Passage Jouffroy (10-12 boulevard Montmartre or 9 rue de la Grange-Batelière; 9th arrondissement; Metro: Grands Boulevards)
Built in 1847, Passage Jouffroy is full of shops selling collectible film posters, old books, postcards, vintage toys and interesting bric-a-brac. There's also a quirky wax museum, Musée Grévin (www.grevin.com).
Passage Verdeau (31bis rue du Faubourg-Montmartre or 6 rue de la Grange-Batelière; 9th arrondissement; Metro: Le Peletier)
Built in 1847 with neo-classical decor, the Passage Verdeau is only one block long and lined with old-fashioned shops selling vintage photos and prints, stamps, old books and postcards.

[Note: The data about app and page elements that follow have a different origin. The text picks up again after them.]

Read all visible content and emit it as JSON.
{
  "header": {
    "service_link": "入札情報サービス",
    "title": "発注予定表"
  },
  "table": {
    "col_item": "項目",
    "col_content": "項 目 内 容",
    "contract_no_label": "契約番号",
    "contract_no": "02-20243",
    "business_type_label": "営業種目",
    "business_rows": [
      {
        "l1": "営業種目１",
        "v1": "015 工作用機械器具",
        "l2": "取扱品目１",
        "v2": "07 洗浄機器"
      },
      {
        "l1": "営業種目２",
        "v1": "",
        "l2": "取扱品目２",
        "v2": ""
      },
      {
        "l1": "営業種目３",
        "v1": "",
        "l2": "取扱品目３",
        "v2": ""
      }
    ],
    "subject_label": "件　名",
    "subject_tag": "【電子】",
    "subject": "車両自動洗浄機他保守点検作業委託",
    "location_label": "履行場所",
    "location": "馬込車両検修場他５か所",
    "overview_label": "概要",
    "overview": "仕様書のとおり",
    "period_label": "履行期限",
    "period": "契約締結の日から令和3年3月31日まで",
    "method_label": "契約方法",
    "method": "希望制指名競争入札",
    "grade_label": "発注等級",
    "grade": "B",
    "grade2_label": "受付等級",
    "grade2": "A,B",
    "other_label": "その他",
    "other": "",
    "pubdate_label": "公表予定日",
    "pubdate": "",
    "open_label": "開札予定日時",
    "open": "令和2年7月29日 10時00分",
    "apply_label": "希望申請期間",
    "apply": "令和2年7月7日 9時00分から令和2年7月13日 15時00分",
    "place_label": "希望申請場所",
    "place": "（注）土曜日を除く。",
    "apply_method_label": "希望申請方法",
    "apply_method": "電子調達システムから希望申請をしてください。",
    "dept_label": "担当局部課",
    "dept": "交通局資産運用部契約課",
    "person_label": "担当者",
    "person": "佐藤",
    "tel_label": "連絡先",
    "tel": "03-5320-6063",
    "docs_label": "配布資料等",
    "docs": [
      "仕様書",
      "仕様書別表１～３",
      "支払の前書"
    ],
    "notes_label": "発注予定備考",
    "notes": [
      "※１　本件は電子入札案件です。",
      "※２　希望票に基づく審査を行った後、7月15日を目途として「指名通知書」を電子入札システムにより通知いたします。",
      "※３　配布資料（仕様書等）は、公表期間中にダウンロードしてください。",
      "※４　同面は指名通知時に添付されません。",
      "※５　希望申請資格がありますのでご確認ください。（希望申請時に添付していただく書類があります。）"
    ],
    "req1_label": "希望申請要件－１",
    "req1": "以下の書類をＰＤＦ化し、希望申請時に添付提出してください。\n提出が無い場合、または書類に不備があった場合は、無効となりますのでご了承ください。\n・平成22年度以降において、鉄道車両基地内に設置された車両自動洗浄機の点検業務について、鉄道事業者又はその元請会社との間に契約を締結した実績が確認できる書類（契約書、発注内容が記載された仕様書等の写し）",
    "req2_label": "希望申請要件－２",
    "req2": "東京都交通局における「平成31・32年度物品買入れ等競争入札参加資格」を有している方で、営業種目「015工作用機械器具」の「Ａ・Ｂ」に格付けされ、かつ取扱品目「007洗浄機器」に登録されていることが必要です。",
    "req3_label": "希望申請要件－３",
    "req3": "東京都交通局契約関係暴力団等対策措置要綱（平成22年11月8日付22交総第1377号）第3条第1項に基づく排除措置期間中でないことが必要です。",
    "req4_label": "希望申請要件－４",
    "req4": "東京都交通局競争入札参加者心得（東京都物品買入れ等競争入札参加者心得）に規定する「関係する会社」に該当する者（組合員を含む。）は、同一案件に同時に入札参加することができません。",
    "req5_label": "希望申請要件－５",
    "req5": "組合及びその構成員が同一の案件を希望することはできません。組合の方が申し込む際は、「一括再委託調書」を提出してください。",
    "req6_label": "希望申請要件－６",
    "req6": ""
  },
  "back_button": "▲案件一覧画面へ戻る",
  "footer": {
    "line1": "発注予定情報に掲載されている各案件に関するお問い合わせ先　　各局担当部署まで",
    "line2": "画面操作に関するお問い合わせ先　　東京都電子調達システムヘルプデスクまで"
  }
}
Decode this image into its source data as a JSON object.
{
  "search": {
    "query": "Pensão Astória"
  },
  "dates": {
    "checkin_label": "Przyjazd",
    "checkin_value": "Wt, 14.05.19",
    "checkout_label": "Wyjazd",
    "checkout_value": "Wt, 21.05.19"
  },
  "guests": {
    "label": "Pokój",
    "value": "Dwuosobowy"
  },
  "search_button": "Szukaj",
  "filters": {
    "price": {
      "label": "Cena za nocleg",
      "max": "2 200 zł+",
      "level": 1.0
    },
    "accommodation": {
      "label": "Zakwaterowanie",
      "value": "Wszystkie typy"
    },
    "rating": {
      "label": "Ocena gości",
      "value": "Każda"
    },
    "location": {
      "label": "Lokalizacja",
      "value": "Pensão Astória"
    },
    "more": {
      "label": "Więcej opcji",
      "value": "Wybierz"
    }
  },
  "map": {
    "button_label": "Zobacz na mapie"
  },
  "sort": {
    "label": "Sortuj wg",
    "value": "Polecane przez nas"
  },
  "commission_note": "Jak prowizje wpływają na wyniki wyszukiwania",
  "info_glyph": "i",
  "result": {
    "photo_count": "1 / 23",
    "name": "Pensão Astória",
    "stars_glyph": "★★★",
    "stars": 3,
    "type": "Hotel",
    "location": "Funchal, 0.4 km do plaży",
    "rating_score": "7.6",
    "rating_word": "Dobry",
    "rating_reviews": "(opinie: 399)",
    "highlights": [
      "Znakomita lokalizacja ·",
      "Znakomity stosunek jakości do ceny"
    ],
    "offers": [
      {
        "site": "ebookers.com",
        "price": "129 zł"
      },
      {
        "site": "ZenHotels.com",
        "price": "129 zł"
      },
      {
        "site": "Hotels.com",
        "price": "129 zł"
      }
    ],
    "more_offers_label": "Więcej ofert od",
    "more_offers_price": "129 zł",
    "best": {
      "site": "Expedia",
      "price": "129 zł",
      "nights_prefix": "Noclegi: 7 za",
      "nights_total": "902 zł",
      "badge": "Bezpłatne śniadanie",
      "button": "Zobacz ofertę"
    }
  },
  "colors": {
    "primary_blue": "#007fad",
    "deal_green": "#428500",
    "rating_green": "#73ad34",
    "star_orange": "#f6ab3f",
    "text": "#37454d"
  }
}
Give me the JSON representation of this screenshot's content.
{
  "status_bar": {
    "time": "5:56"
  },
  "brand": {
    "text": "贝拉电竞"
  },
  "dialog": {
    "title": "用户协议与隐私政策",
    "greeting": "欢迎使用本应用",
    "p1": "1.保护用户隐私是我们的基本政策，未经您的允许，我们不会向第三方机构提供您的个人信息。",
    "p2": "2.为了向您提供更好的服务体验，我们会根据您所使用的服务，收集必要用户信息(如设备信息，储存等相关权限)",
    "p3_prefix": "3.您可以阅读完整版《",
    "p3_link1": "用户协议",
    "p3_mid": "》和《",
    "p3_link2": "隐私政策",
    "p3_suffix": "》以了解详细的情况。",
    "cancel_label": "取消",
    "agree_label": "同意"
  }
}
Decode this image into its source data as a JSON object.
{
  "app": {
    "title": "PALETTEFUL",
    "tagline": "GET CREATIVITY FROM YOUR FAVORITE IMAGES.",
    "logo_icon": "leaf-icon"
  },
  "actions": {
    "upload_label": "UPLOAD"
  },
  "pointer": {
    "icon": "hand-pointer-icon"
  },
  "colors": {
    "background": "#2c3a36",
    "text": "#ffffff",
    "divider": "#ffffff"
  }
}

Galerie Véro-Dodat (19 rue Jean-Jacques Rousseau or 2 rue du Bouloi; 1st arrondissement; Metro: Louvre Rivoli)
Built in 1826 by two butchers, Véro and Dodat, this neo-classical style passage, with painted ceilings and copper pillars, has art galleries and antique shops selling everything from fine stringed instruments to collectible toys and dolls.
Perhaps start with a tour -- even one in French -- to get the lay of the land. Then, return to explore all the passages' shops, curiosities and restaurants at your leisure.Talk with fellow Frommer's travelers in our France Forum today.